In his first State of the Nation Address, President Ferdinand “Bongbong” Marcos, Jr. dedicated a considerable portion to education. Specifically, he mentioned the need to “end” the “horror stories” in educational materials.
The President was quick to add that this does not refer to history but to the availability of instructional materials per se. It is, in a way, refreshing because the focus is no longer on the debate of whether or not face-to-face classes must resume. They will resume and this would mean addressing the other issues hounding the country’s education sector, specifically the primary and secondary levels. Chief among these concerns is the availability of classrooms, which Marcos, Jr. mentions in his SONA.

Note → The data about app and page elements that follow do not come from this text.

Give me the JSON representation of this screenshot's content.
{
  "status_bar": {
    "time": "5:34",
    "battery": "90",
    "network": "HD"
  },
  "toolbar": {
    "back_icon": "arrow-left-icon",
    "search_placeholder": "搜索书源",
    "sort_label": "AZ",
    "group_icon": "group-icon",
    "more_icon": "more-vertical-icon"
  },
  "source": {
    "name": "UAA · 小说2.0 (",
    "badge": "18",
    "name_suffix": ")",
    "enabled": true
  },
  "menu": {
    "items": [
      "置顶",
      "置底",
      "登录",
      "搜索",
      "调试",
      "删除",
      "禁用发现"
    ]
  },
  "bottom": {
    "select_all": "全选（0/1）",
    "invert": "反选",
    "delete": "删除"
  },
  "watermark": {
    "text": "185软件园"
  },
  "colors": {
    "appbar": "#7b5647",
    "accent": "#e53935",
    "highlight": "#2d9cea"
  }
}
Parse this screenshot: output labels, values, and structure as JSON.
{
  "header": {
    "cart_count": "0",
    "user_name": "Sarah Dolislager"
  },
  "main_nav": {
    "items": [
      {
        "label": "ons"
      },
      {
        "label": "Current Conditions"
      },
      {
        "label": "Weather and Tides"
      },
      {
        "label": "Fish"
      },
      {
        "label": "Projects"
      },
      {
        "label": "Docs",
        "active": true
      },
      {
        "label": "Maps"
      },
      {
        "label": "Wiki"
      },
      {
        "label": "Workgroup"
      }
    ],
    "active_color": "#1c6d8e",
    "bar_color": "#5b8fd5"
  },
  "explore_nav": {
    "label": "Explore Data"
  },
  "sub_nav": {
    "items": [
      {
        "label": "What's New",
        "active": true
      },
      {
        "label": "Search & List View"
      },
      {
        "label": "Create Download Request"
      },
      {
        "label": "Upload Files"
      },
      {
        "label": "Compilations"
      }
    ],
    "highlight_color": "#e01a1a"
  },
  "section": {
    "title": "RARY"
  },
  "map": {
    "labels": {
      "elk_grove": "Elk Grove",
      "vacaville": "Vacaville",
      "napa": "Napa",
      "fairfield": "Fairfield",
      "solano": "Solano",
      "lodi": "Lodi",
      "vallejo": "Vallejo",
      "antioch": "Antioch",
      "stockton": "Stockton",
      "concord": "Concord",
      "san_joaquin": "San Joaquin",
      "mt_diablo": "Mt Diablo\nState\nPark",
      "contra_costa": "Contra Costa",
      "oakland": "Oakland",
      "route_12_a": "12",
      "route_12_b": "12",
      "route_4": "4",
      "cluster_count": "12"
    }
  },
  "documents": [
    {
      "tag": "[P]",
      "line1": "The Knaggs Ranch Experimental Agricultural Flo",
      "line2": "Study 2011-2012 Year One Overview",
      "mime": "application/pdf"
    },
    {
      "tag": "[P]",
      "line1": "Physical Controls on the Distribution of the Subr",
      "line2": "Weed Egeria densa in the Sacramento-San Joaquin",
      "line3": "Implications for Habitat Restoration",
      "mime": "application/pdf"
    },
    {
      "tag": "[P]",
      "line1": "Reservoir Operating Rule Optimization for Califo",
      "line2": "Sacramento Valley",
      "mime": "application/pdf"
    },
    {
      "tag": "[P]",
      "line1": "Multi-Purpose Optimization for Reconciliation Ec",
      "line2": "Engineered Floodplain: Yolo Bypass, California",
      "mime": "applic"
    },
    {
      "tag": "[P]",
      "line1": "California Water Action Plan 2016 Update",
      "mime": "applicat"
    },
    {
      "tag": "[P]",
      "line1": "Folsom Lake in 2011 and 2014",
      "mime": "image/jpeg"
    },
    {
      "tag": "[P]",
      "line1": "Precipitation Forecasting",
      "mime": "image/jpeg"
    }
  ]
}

The logistical needs of a resumption of face-to-face classes aside, there is an urgency implied in the President’s call to equip the education sector with the tools necessary in order to improve the country’s standing in academics. In particular, attention should be given to the medium of instruction, which is the English language, and in the disciplines that fall under what is called STEM or Science, Technology, Engineering, and Mathematics.
With the dust of the pandemic more or less beginning to settle down, it is perhaps time to pay attention to the quality of education. There is an unspoken formula to this. Improving the quality of basic education requires (1) the continuous training and development of teachers, (2) providing tools — textbooks, school facilities, and teaching materials — that aid in better instruction, and (3) acknowledging that education is a dialogue between stakeholders: parents, teachers, and learners. As the old saying goes, it takes a village to raise a child. But it takes a nation with a sincere intention to educate generations of learners.
What is, perhaps, considered the “horror stories” in education is as much a matter of content and the manner by which said content is delivered. An undue focus on content without fixing the method of delivery risks education as lost in translation. On the other hand, too much emphasis on method without carefully considering content could be seen as mere rhetoric.
This brings into perspective the current basic education model followed by the Department of Education, which is a K-12 system. While the President did not make any definitive statement on the matter, save for mentioning that it is being carefully “reviewed,” it is perhaps reasonable to consider that in order for the country’s education system to be at par with the best in the world, a K-12 system is needed. After all, most countries have been following a similar setup. What seems to have been forgotten is the original reason for adopting and implementing such a system: To allow basic education graduates to pursue a livelihood without college degree.
We should remember that education is a basic right that every Filipino should have. And government should address the factors that limit one’s chances to get ahead.